The team then went on to characterize, for the first time, the broader pattern of connections made by the transplanted neurons. Astonishingly, they found that pyramidal cells derived from the transplanted immature neurons formed functional connections with the appropriate nerve cells all over the brain. In other words, they received precisely the same inputs as their predecessors in the network. In addition, they were able to process that information and pass it on to the downstream neurons which had also differentiated in the correct manner.

“These findings demonstrate that the implanted nerve cells have integrated with high precision into a neuronal network into which, under normal conditions, new nerve cells would never have been incorporated,” explains Götz. The new study reveals that immature neurons are capable of correctly responding to differentiation signals in the adult mammalian brain and can close functional gaps in an existing neural network.

Further Information

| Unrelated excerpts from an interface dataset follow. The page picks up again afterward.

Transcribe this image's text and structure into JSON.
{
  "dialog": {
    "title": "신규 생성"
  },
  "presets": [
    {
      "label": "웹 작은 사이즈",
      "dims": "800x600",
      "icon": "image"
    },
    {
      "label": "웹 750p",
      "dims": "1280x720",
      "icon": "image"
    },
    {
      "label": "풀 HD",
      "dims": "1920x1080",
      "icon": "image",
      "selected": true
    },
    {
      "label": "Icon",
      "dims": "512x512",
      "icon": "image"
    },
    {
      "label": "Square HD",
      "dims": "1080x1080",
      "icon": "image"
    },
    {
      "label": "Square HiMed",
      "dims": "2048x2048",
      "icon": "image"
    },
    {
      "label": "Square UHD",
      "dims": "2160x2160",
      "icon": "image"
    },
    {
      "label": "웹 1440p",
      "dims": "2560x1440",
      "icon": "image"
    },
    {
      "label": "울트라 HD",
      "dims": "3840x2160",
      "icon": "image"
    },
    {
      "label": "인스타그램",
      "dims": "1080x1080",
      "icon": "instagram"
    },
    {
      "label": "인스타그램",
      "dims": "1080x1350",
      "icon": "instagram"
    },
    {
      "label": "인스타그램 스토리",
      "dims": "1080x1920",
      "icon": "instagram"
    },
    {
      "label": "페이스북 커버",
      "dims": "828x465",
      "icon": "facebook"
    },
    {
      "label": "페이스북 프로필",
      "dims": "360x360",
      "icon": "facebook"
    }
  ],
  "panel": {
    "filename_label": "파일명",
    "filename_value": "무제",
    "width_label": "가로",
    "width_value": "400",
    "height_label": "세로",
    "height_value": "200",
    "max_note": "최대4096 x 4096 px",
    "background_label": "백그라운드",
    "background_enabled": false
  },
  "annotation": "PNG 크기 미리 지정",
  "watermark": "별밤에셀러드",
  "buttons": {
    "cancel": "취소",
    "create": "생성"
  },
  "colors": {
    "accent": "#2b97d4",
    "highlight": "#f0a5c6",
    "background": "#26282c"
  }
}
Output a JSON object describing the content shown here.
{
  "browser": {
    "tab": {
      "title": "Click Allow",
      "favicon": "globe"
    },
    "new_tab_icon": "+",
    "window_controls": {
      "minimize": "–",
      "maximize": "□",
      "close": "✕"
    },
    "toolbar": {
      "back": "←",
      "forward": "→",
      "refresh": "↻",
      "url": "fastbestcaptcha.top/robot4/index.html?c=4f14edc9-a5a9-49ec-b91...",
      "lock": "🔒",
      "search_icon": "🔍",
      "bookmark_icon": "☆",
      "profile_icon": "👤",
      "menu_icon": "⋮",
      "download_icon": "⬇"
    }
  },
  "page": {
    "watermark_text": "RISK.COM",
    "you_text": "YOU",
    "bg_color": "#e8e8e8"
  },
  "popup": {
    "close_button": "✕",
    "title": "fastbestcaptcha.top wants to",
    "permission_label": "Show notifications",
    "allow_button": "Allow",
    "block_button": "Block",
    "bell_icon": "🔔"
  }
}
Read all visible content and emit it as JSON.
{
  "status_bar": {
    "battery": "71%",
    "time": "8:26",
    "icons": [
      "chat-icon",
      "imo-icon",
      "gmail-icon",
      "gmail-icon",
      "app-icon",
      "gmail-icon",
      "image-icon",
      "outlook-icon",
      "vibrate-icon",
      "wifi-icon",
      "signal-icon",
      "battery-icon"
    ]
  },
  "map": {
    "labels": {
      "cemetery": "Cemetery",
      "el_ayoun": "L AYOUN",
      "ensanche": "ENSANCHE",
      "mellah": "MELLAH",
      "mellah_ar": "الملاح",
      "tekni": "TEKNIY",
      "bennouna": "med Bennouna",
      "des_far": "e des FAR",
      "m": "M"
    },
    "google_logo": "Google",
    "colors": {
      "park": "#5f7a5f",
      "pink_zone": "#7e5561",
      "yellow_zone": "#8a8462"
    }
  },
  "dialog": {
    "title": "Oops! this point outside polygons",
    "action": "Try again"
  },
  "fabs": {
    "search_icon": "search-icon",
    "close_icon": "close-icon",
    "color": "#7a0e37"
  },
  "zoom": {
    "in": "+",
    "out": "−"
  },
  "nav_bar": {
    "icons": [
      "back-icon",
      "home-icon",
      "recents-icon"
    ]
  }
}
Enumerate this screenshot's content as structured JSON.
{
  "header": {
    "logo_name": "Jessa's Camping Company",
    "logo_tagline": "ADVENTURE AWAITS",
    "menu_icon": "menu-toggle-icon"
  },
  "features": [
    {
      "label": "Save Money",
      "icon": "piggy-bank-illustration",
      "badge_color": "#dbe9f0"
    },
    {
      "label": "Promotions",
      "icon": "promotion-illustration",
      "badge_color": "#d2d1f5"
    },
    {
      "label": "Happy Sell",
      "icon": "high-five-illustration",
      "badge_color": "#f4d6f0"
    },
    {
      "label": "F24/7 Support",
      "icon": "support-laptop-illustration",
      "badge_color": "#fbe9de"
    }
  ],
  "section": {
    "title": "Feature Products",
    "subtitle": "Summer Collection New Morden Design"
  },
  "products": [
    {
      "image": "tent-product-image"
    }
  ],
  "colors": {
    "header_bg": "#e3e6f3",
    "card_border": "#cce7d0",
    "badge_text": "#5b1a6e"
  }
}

Background: Such work is of importance in the potential treatment of all acquired brain disease including neurodegenerative illnesses such as Alzheimer‘s or Parkinson’s disease, as well as strokes and trauma, given each disease state leads to the large-scale, irreversible loss of nerve cells and the acquisition of a what is usually a lifelong neurological deficit for the affected person. The study was supported by funding from the DFG for SFB 870 “Assembly and Function of Neuronal Circuits”

Original Publication: Falkner, S. & Grade, S. et al. (2016): Transplanted embryonic neurons integrate into adult neocortical circuits. Nature, doi: 10.1038/nature20113

The Helmholtz Zentrum München, the German Research Center for Environmental Health, pursues the goal of developing personalized medical approaches for the prevention and therapy of major common diseases such as diabetes and lung diseases. To achieve this, it investigates the interaction of genetics, environmental factors and lifestyle. The Helmholtz Zentrum München is headquartered in Neuherberg in the north of Munich and has about 2,300 staff members. It is a member of the Helmholtz Association, a community of 18 scientific-technical and medical-biological research centers with a total of about 37,000 staff members. 

The Institute of Stem Cell Research (ISF) investigates the basic molecular and cellular mechanisms of stem cell maintenance and differentiation. From that, the ISF then develops approaches in order to replace defect cell types, either by activating resting stem cells or by re-programming other existing cell types to repair themselves. The aim of these approaches is to stimulate the regrowth of damaged, pathologically changed or destroyed tissue. 

As one of Europe's leading research universities, LMU Munich is committed to the highest international standards of excellence in research and teaching. Building on its 500-year-tradition of scholarship, LMU covers a broad spectrum of disciplines, ranging from the humanities and cultural studies through law, economics and social studies to medicine and the sciences. 15 percent of LMU‘s 50,000 students come from abroad, originating from 130 countries worldwide. The know-how and creativity of LMU's academics form the foundation of the University's outstanding research record. This is also reflected in LMU‘s designation of as a "university of excellence" in the context of the Excellence Initiative, a nationwide competition to promote top-level university research. 

The Max Planck Institute of Neurobiology is one of currently 83 independent research institutes within the Max Planck Society. The Institute's research takes place at the very boundaries of human knowledge with the aim to understand the basic functions, structure and development of the brain and the nervous system. The scientists employ and enhance the latest techniques from the areas of genetics, molecular biology, computer simulations and microscopy. The Max Planck Institute of Neurobiology is found at the Life Science Campus Martinsried, at the southwest border of Munich.